Provided records
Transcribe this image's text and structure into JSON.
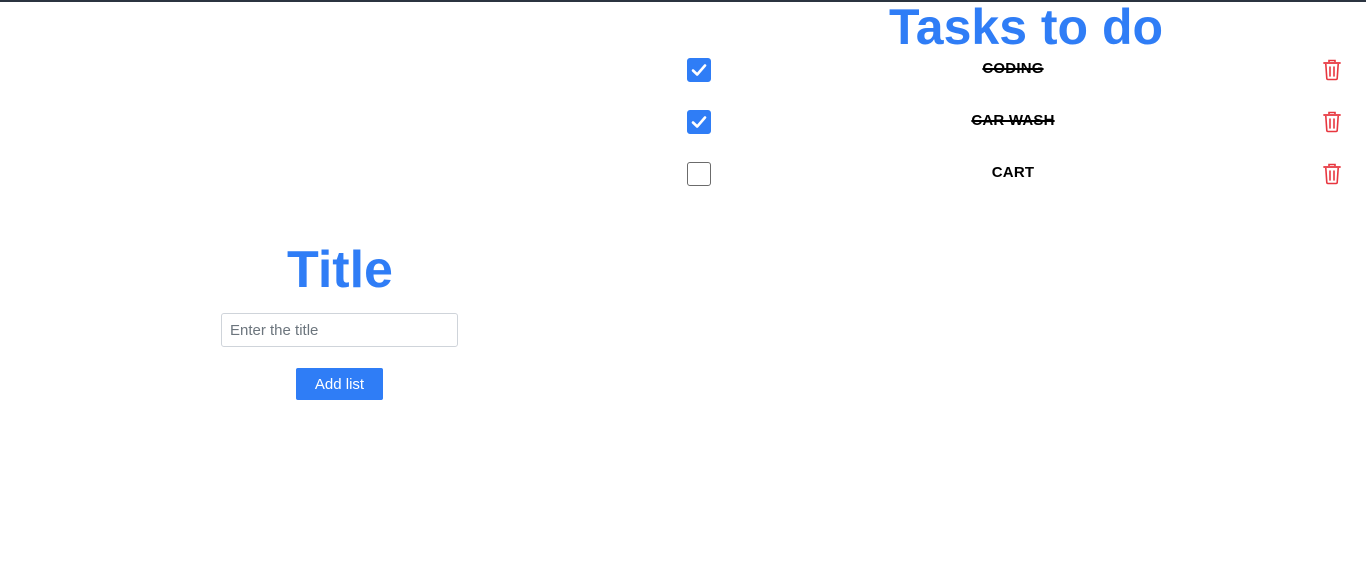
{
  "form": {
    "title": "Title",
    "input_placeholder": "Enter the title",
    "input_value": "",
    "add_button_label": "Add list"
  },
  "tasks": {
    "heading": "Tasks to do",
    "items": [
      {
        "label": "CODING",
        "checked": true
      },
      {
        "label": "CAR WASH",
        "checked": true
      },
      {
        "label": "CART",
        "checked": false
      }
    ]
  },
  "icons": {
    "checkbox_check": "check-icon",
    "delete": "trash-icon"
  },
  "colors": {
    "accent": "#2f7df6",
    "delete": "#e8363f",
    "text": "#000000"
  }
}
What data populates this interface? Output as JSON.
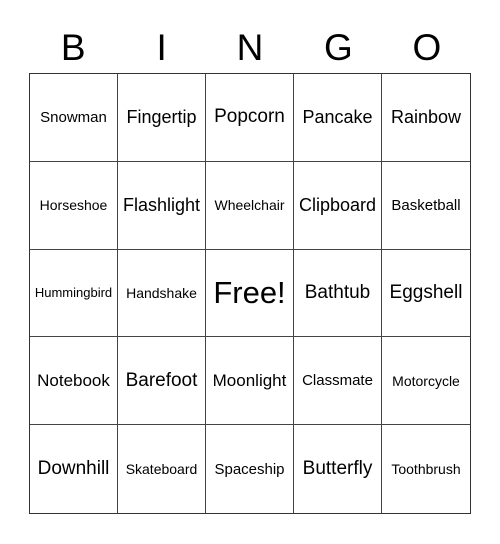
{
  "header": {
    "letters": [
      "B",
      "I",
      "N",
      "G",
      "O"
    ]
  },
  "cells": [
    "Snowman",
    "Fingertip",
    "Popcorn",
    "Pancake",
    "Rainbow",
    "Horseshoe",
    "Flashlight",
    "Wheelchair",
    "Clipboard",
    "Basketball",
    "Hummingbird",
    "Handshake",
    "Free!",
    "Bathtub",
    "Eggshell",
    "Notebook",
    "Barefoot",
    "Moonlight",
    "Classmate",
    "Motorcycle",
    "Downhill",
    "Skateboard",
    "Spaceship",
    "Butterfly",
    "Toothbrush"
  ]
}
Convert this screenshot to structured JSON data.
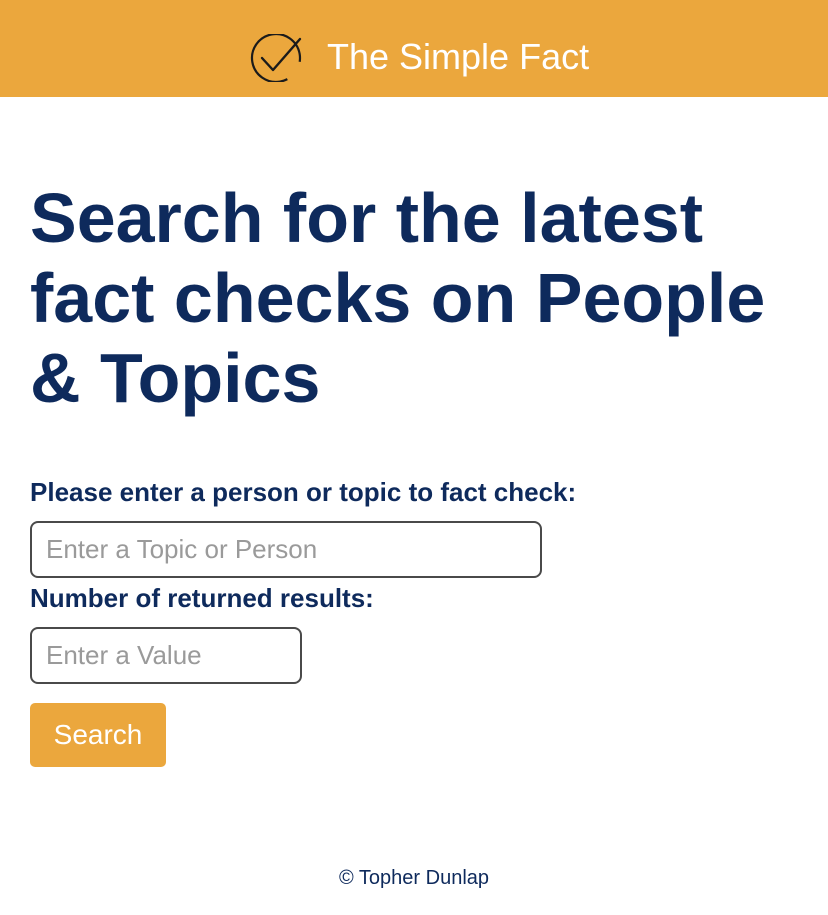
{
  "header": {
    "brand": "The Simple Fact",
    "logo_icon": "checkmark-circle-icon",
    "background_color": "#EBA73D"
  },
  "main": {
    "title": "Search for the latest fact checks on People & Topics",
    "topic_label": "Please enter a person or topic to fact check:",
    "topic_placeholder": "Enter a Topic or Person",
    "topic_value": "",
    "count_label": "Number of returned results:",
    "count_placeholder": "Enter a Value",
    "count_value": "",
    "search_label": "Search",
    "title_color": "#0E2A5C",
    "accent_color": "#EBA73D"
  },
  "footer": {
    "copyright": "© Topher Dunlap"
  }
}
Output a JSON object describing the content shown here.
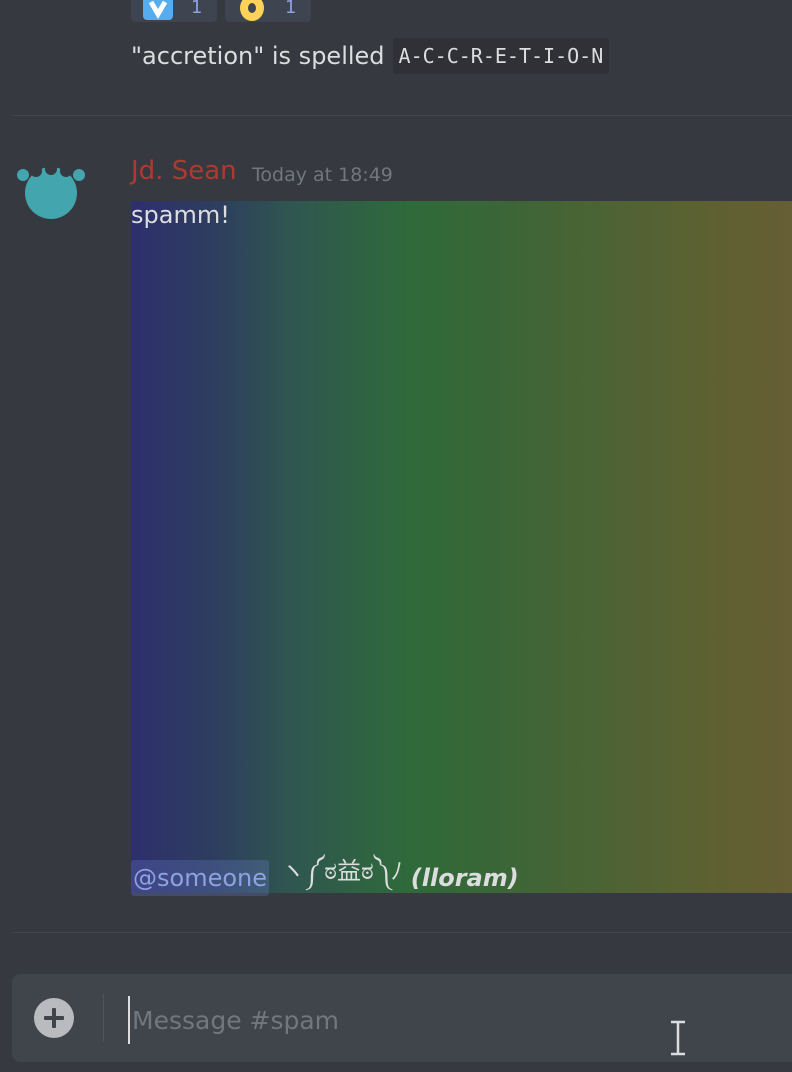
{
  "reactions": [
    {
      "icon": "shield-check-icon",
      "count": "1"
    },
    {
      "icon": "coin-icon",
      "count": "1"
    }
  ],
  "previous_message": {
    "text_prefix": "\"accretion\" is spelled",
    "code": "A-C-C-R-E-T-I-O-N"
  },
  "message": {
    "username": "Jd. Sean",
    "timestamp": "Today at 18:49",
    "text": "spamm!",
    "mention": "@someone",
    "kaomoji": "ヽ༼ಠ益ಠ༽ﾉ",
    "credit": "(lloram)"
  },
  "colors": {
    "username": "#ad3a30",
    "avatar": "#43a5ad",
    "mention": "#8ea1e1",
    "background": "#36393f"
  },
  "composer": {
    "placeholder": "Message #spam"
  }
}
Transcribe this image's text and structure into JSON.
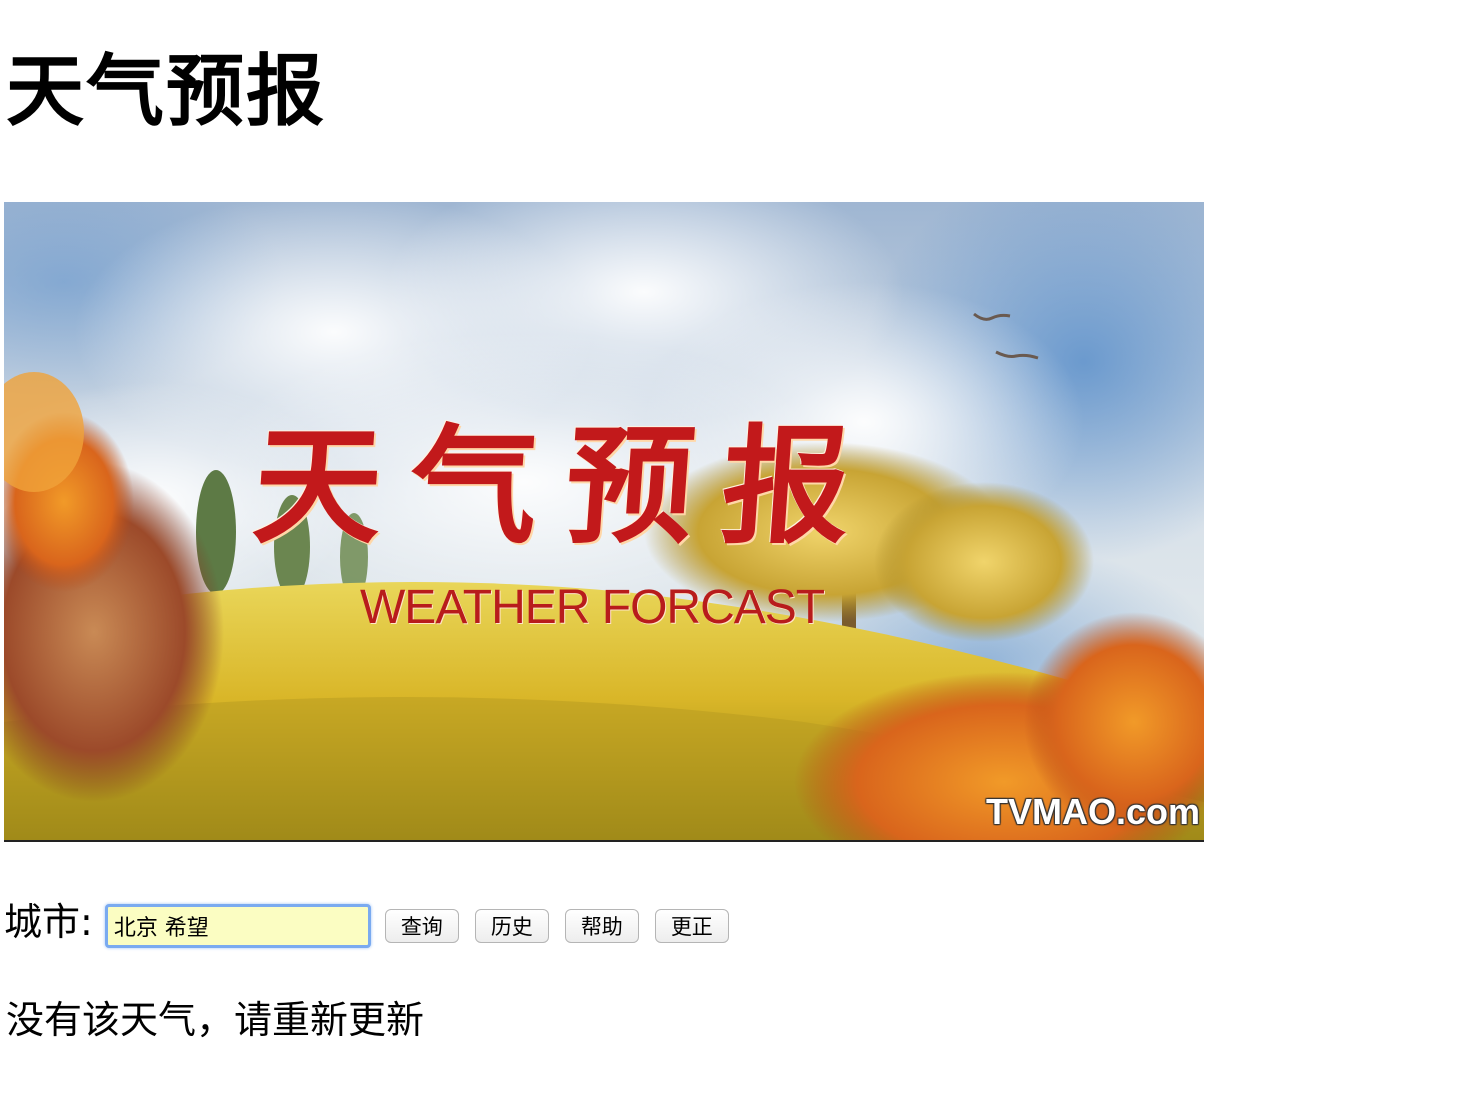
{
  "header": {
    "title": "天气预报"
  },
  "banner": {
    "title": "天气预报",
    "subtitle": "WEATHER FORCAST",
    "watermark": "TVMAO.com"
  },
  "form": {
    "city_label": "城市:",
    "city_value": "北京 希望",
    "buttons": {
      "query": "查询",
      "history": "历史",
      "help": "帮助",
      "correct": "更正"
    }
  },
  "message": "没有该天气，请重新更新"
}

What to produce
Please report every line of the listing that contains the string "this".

Written response
Transcribe this image's text and structure into JSON.
What data populates this interface? Output as JSON.
Convert this screenshot to structured JSON data.
Transcribe this image's text and structure into JSON.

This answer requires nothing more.